Problem to solve:
Go through the lines below and repeat each one exactly, skipping pictures.
◆ ◆ ◆ ◆
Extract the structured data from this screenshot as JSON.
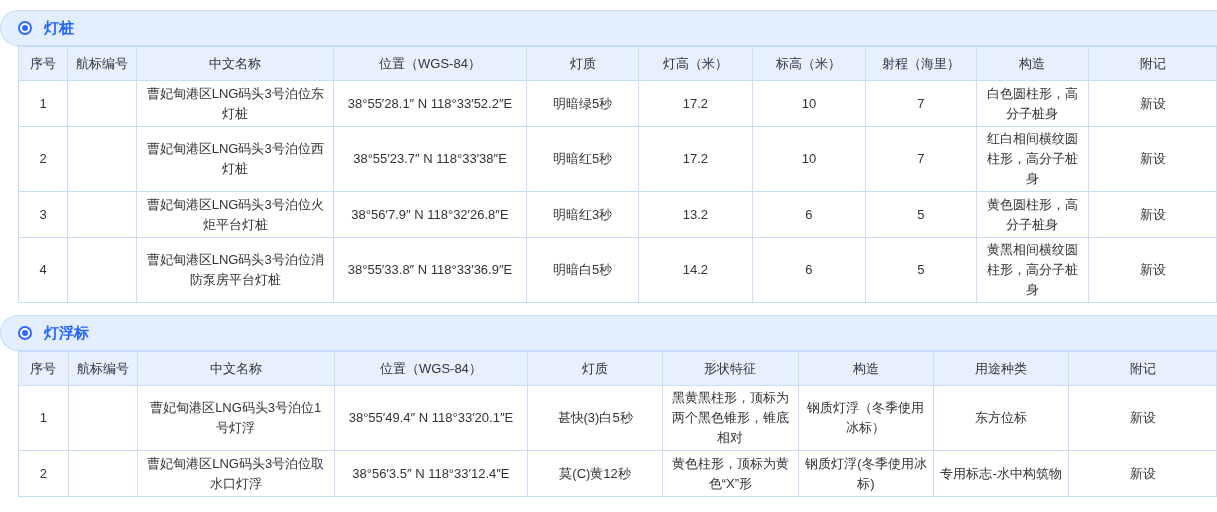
{
  "sections": [
    {
      "title": "灯桩",
      "selected": true,
      "columns": [
        "序号",
        "航标编号",
        "中文名称",
        "位置（WGS-84）",
        "灯质",
        "灯高（米）",
        "标高（米）",
        "射程（海里）",
        "构造",
        "附记"
      ],
      "rows": [
        [
          "1",
          null,
          "曹妃甸港区LNG码头3号泊位东灯桩",
          "38°55′28.1″ N 118°33′52.2″E",
          "明暗绿5秒",
          "17.2",
          "10",
          "7",
          "白色圆柱形，高分子桩身",
          "新设"
        ],
        [
          "2",
          null,
          "曹妃甸港区LNG码头3号泊位西灯桩",
          "38°55′23.7″ N 118°33′38″E",
          "明暗红5秒",
          "17.2",
          "10",
          "7",
          "红白相间横纹圆柱形，高分子桩身",
          "新设"
        ],
        [
          "3",
          null,
          "曹妃甸港区LNG码头3号泊位火炬平台灯桩",
          "38°56′7.9″ N 118°32′26.8″E",
          "明暗红3秒",
          "13.2",
          "6",
          "5",
          "黄色圆柱形，高分子桩身",
          "新设"
        ],
        [
          "4",
          null,
          "曹妃甸港区LNG码头3号泊位消防泵房平台灯桩",
          "38°55′33.8″ N 118°33′36.9″E",
          "明暗白5秒",
          "14.2",
          "6",
          "5",
          "黄黑相间横纹圆柱形，高分子桩身",
          "新设"
        ]
      ]
    },
    {
      "title": "灯浮标",
      "selected": true,
      "columns": [
        "序号",
        "航标编号",
        "中文名称",
        "位置（WGS-84）",
        "灯质",
        "形状特征",
        "构造",
        "用途种类",
        "附记"
      ],
      "rows": [
        [
          "1",
          null,
          "曹妃甸港区LNG码头3号泊位1号灯浮",
          "38°55′49.4″ N 118°33′20.1″E",
          "甚快(3)白5秒",
          "黑黄黑柱形，顶标为两个黑色锥形，锥底相对",
          "钢质灯浮（冬季使用冰标）",
          "东方位标",
          "新设"
        ],
        [
          "2",
          null,
          "曹妃甸港区LNG码头3号泊位取水口灯浮",
          "38°56′3.5″ N 118°33′12.4″E",
          "莫(C)黄12秒",
          "黄色柱形，顶标为黄色“X”形",
          "钢质灯浮(冬季使用冰标)",
          "专用标志-水中构筑物",
          "新设"
        ]
      ]
    }
  ]
}
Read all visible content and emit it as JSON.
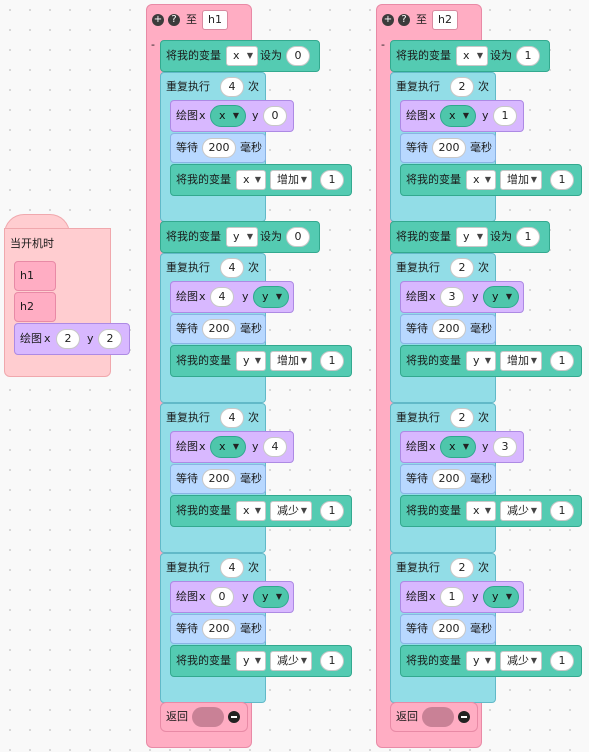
{
  "event": {
    "title": "当开机时",
    "calls": [
      "h1",
      "h2"
    ],
    "draw": {
      "label": "绘图",
      "x_label": "x",
      "x": "2",
      "y_label": "y",
      "y": "2"
    }
  },
  "labels": {
    "set_var": "将我的变量",
    "set_to": "设为",
    "repeat": "重复执行",
    "times": "次",
    "draw": "绘图",
    "x": "x",
    "y": "y",
    "wait": "等待",
    "ms": "毫秒",
    "change_var": "将我的变量",
    "increase": "增加",
    "decrease": "减少",
    "return": "返回",
    "to": "至",
    "collapse": "-"
  },
  "functions": [
    {
      "name": "h1",
      "sections": [
        {
          "set": {
            "var": "x",
            "value": "0"
          },
          "repeat": "4",
          "draw": {
            "x": "x",
            "y": "0",
            "x_var": true
          },
          "wait": "200",
          "change": {
            "var": "x",
            "op": "增加",
            "value": "1"
          }
        },
        {
          "set": {
            "var": "y",
            "value": "0"
          },
          "repeat": "4",
          "draw": {
            "x": "4",
            "y": "y",
            "y_var": true
          },
          "wait": "200",
          "change": {
            "var": "y",
            "op": "增加",
            "value": "1"
          }
        },
        {
          "repeat": "4",
          "draw": {
            "x": "x",
            "y": "4",
            "x_var": true
          },
          "wait": "200",
          "change": {
            "var": "x",
            "op": "减少",
            "value": "1"
          }
        },
        {
          "repeat": "4",
          "draw": {
            "x": "0",
            "y": "y",
            "y_var": true
          },
          "wait": "200",
          "change": {
            "var": "y",
            "op": "减少",
            "value": "1"
          }
        }
      ]
    },
    {
      "name": "h2",
      "sections": [
        {
          "set": {
            "var": "x",
            "value": "1"
          },
          "repeat": "2",
          "draw": {
            "x": "x",
            "y": "1",
            "x_var": true
          },
          "wait": "200",
          "change": {
            "var": "x",
            "op": "增加",
            "value": "1"
          }
        },
        {
          "set": {
            "var": "y",
            "value": "1"
          },
          "repeat": "2",
          "draw": {
            "x": "3",
            "y": "y",
            "y_var": true
          },
          "wait": "200",
          "change": {
            "var": "y",
            "op": "增加",
            "value": "1"
          }
        },
        {
          "repeat": "2",
          "draw": {
            "x": "x",
            "y": "3",
            "x_var": true
          },
          "wait": "200",
          "change": {
            "var": "x",
            "op": "减少",
            "value": "1"
          }
        },
        {
          "repeat": "2",
          "draw": {
            "x": "1",
            "y": "y",
            "y_var": true
          },
          "wait": "200",
          "change": {
            "var": "y",
            "op": "减少",
            "value": "1"
          }
        }
      ]
    }
  ],
  "colors": {
    "function": "#ffadc3",
    "event": "#ffcdd0",
    "variable": "#54cbb2",
    "repeat": "#92dde7",
    "draw": "#d8b8ff",
    "wait": "#b8d8ff"
  },
  "icons": [
    "plus-circle-icon",
    "help-circle-icon",
    "minus-circle-icon",
    "dropdown-arrow-icon"
  ]
}
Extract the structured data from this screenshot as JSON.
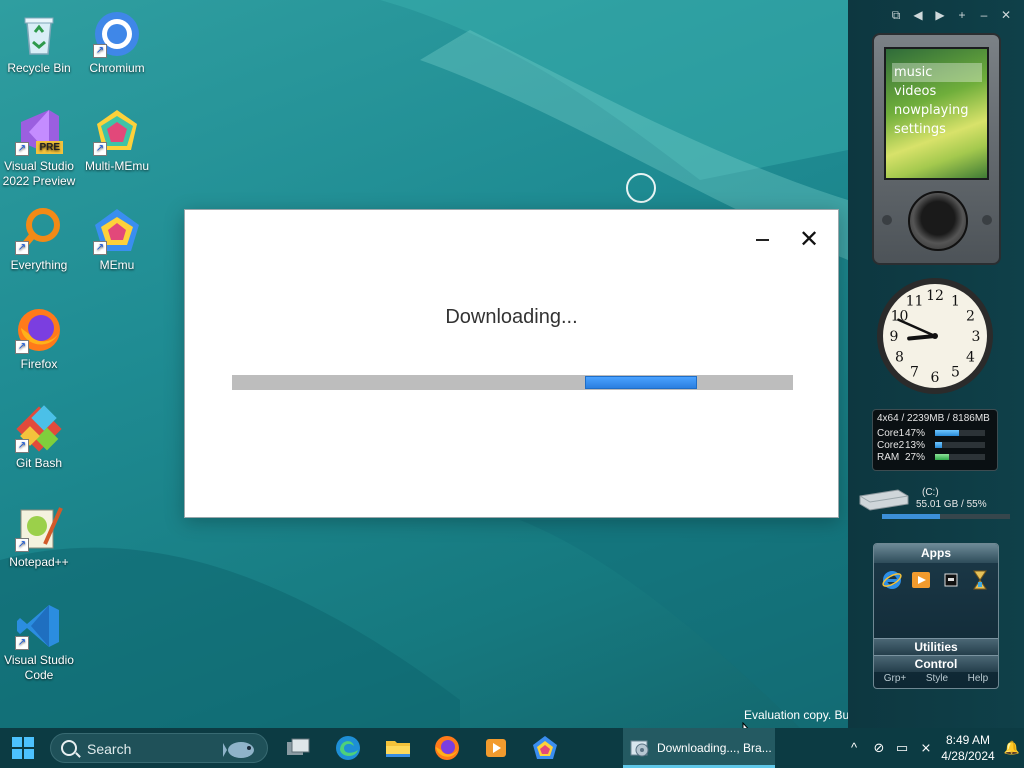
{
  "desktop": {
    "icons": [
      {
        "label": "Recycle Bin"
      },
      {
        "label": "Chromium"
      },
      {
        "label": "Visual Studio 2022 Preview",
        "badge": "PRE"
      },
      {
        "label": "Multi-MEmu"
      },
      {
        "label": "Everything"
      },
      {
        "label": "MEmu"
      },
      {
        "label": "Firefox"
      },
      {
        "label": "Git Bash"
      },
      {
        "label": "Notepad++"
      },
      {
        "label": "Visual Studio Code"
      }
    ],
    "evaluation_text": "Evaluation copy. Bu"
  },
  "download_window": {
    "title": "Downloading...",
    "progress_fraction_start": 0.63,
    "progress_fraction_width": 0.2,
    "minimize_icon": "minimize-icon",
    "close_icon": "close-icon",
    "close_glyph": "✕"
  },
  "sidebar": {
    "toolbar": [
      "⧉",
      "◀",
      "▶",
      "+",
      "–",
      "✕"
    ],
    "zune_menu": [
      "music",
      "videos",
      "nowplaying",
      "settings"
    ],
    "clock": {
      "hour": 8,
      "minute": 49
    },
    "meter": {
      "header": "4x64 / 2239MB / 8186MB",
      "rows": [
        {
          "label": "Core1",
          "pct_text": "47%",
          "value": 47
        },
        {
          "label": "Core2",
          "pct_text": "13%",
          "value": 13
        },
        {
          "label": "RAM",
          "pct_text": "27%",
          "value": 27
        }
      ]
    },
    "drive": {
      "name": "(C:)",
      "info": "55.01 GB / 55%",
      "used_pct": 45
    },
    "apps": {
      "header": "Apps",
      "icons": [
        "internet-explorer-icon",
        "media-player-icon",
        "terminal-icon",
        "hourglass-icon"
      ],
      "utilities": "Utilities",
      "control": "Control",
      "footer": [
        "Grp+",
        "Style",
        "Help"
      ]
    }
  },
  "taskbar": {
    "search_placeholder": "Search",
    "pinned": [
      "task-view-icon",
      "edge-icon",
      "file-explorer-icon",
      "firefox-icon",
      "media-player-icon",
      "memu-icon"
    ],
    "active_task": "Downloading..., Bra...",
    "time": "8:49 AM",
    "date": "4/28/2024"
  },
  "colors": {
    "accent": "#2b7fe0",
    "taskbar": "#0c3b43"
  }
}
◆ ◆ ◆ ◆
Result:
Extract the structured data from this screenshot as JSON.
{
  "sections": [
    {
      "title": "灯桩",
      "selected": true,
      "columns": [
        "序号",
        "航标编号",
        "中文名称",
        "位置（WGS-84）",
        "灯质",
        "灯高（米）",
        "标高（米）",
        "射程（海里）",
        "构造",
        "附记"
      ],
      "rows": [
        [
          "1",
          null,
          "曹妃甸港区LNG码头3号泊位东灯桩",
          "38°55′28.1″ N 118°33′52.2″E",
          "明暗绿5秒",
          "17.2",
          "10",
          "7",
          "白色圆柱形，高分子桩身",
          "新设"
        ],
        [
          "2",
          null,
          "曹妃甸港区LNG码头3号泊位西灯桩",
          "38°55′23.7″ N 118°33′38″E",
          "明暗红5秒",
          "17.2",
          "10",
          "7",
          "红白相间横纹圆柱形，高分子桩身",
          "新设"
        ],
        [
          "3",
          null,
          "曹妃甸港区LNG码头3号泊位火炬平台灯桩",
          "38°56′7.9″ N 118°32′26.8″E",
          "明暗红3秒",
          "13.2",
          "6",
          "5",
          "黄色圆柱形，高分子桩身",
          "新设"
        ],
        [
          "4",
          null,
          "曹妃甸港区LNG码头3号泊位消防泵房平台灯桩",
          "38°55′33.8″ N 118°33′36.9″E",
          "明暗白5秒",
          "14.2",
          "6",
          "5",
          "黄黑相间横纹圆柱形，高分子桩身",
          "新设"
        ]
      ]
    },
    {
      "title": "灯浮标",
      "selected": true,
      "columns": [
        "序号",
        "航标编号",
        "中文名称",
        "位置（WGS-84）",
        "灯质",
        "形状特征",
        "构造",
        "用途种类",
        "附记"
      ],
      "rows": [
        [
          "1",
          null,
          "曹妃甸港区LNG码头3号泊位1号灯浮",
          "38°55′49.4″ N 118°33′20.1″E",
          "甚快(3)白5秒",
          "黑黄黑柱形，顶标为两个黑色锥形，锥底相对",
          "钢质灯浮（冬季使用冰标）",
          "东方位标",
          "新设"
        ],
        [
          "2",
          null,
          "曹妃甸港区LNG码头3号泊位取水口灯浮",
          "38°56′3.5″ N 118°33′12.4″E",
          "莫(C)黄12秒",
          "黄色柱形，顶标为黄色“X”形",
          "钢质灯浮(冬季使用冰标)",
          "专用标志-水中构筑物",
          "新设"
        ]
      ]
    }
  ]
}
Read all visible content and emit it as JSON.
{
  "event": {
    "title": "当开机时",
    "calls": [
      "h1",
      "h2"
    ],
    "draw": {
      "label": "绘图",
      "x_label": "x",
      "x": "2",
      "y_label": "y",
      "y": "2"
    }
  },
  "labels": {
    "set_var": "将我的变量",
    "set_to": "设为",
    "repeat": "重复执行",
    "times": "次",
    "draw": "绘图",
    "x": "x",
    "y": "y",
    "wait": "等待",
    "ms": "毫秒",
    "change_var": "将我的变量",
    "increase": "增加",
    "decrease": "减少",
    "return": "返回",
    "to": "至",
    "collapse": "-"
  },
  "functions": [
    {
      "name": "h1",
      "sections": [
        {
          "set": {
            "var": "x",
            "value": "0"
          },
          "repeat": "4",
          "draw": {
            "x": "x",
            "y": "0",
            "x_var": true
          },
          "wait": "200",
          "change": {
            "var": "x",
            "op": "增加",
            "value": "1"
          }
        },
        {
          "set": {
            "var": "y",
            "value": "0"
          },
          "repeat": "4",
          "draw": {
            "x": "4",
            "y": "y",
            "y_var": true
          },
          "wait": "200",
          "change": {
            "var": "y",
            "op": "增加",
            "value": "1"
          }
        },
        {
          "repeat": "4",
          "draw": {
            "x": "x",
            "y": "4",
            "x_var": true
          },
          "wait": "200",
          "change": {
            "var": "x",
            "op": "减少",
            "value": "1"
          }
        },
        {
          "repeat": "4",
          "draw": {
            "x": "0",
            "y": "y",
            "y_var": true
          },
          "wait": "200",
          "change": {
            "var": "y",
            "op": "减少",
            "value": "1"
          }
        }
      ]
    },
    {
      "name": "h2",
      "sections": [
        {
          "set": {
            "var": "x",
            "value": "1"
          },
          "repeat": "2",
          "draw": {
            "x": "x",
            "y": "1",
            "x_var": true
          },
          "wait": "200",
          "change": {
            "var": "x",
            "op": "增加",
            "value": "1"
          }
        },
        {
          "set": {
            "var": "y",
            "value": "1"
          },
          "repeat": "2",
          "draw": {
            "x": "3",
            "y": "y",
            "y_var": true
          },
          "wait": "200",
          "change": {
            "var": "y",
            "op": "增加",
            "value": "1"
          }
        },
        {
          "repeat": "2",
          "draw": {
            "x": "x",
            "y": "3",
            "x_var": true
          },
          "wait": "200",
          "change": {
            "var": "x",
            "op": "减少",
            "value": "1"
          }
        },
        {
          "repeat": "2",
          "draw": {
            "x": "1",
            "y": "y",
            "y_var": true
          },
          "wait": "200",
          "change": {
            "var": "y",
            "op": "减少",
            "value": "1"
          }
        }
      ]
    }
  ],
  "colors": {
    "function": "#ffadc3",
    "event": "#ffcdd0",
    "variable": "#54cbb2",
    "repeat": "#92dde7",
    "draw": "#d8b8ff",
    "wait": "#b8d8ff"
  },
  "icons": [
    "plus-circle-icon",
    "help-circle-icon",
    "minus-circle-icon",
    "dropdown-arrow-icon"
  ]
}
Extract the structured data from this screenshot as JSON.
{
  "desktop": {
    "icons": [
      {
        "label": "Recycle Bin"
      },
      {
        "label": "Chromium"
      },
      {
        "label": "Visual Studio 2022 Preview",
        "badge": "PRE"
      },
      {
        "label": "Multi-MEmu"
      },
      {
        "label": "Everything"
      },
      {
        "label": "MEmu"
      },
      {
        "label": "Firefox"
      },
      {
        "label": "Git Bash"
      },
      {
        "label": "Notepad++"
      },
      {
        "label": "Visual Studio Code"
      }
    ],
    "evaluation_text": "Evaluation copy. Bu"
  },
  "download_window": {
    "title": "Downloading...",
    "progress_fraction_start": 0.63,
    "progress_fraction_width": 0.2,
    "minimize_icon": "minimize-icon",
    "close_icon": "close-icon",
    "close_glyph": "✕"
  },
  "sidebar": {
    "toolbar": [
      "⧉",
      "◀",
      "▶",
      "+",
      "–",
      "✕"
    ],
    "zune_menu": [
      "music",
      "videos",
      "nowplaying",
      "settings"
    ],
    "clock": {
      "hour": 8,
      "minute": 49
    },
    "meter": {
      "header": "4x64 / 2239MB / 8186MB",
      "rows": [
        {
          "label": "Core1",
          "pct_text": "47%",
          "value": 47
        },
        {
          "label": "Core2",
          "pct_text": "13%",
          "value": 13
        },
        {
          "label": "RAM",
          "pct_text": "27%",
          "value": 27
        }
      ]
    },
    "drive": {
      "name": "(C:)",
      "info": "55.01 GB / 55%",
      "used_pct": 45
    },
    "apps": {
      "header": "Apps",
      "icons": [
        "internet-explorer-icon",
        "media-player-icon",
        "terminal-icon",
        "hourglass-icon"
      ],
      "utilities": "Utilities",
      "control": "Control",
      "footer": [
        "Grp+",
        "Style",
        "Help"
      ]
    }
  },
  "taskbar": {
    "search_placeholder": "Search",
    "pinned": [
      "task-view-icon",
      "edge-icon",
      "file-explorer-icon",
      "firefox-icon",
      "media-player-icon",
      "memu-icon"
    ],
    "active_task": "Downloading..., Bra...",
    "time": "8:49 AM",
    "date": "4/28/2024"
  },
  "colors": {
    "accent": "#2b7fe0",
    "taskbar": "#0c3b43"
  }
}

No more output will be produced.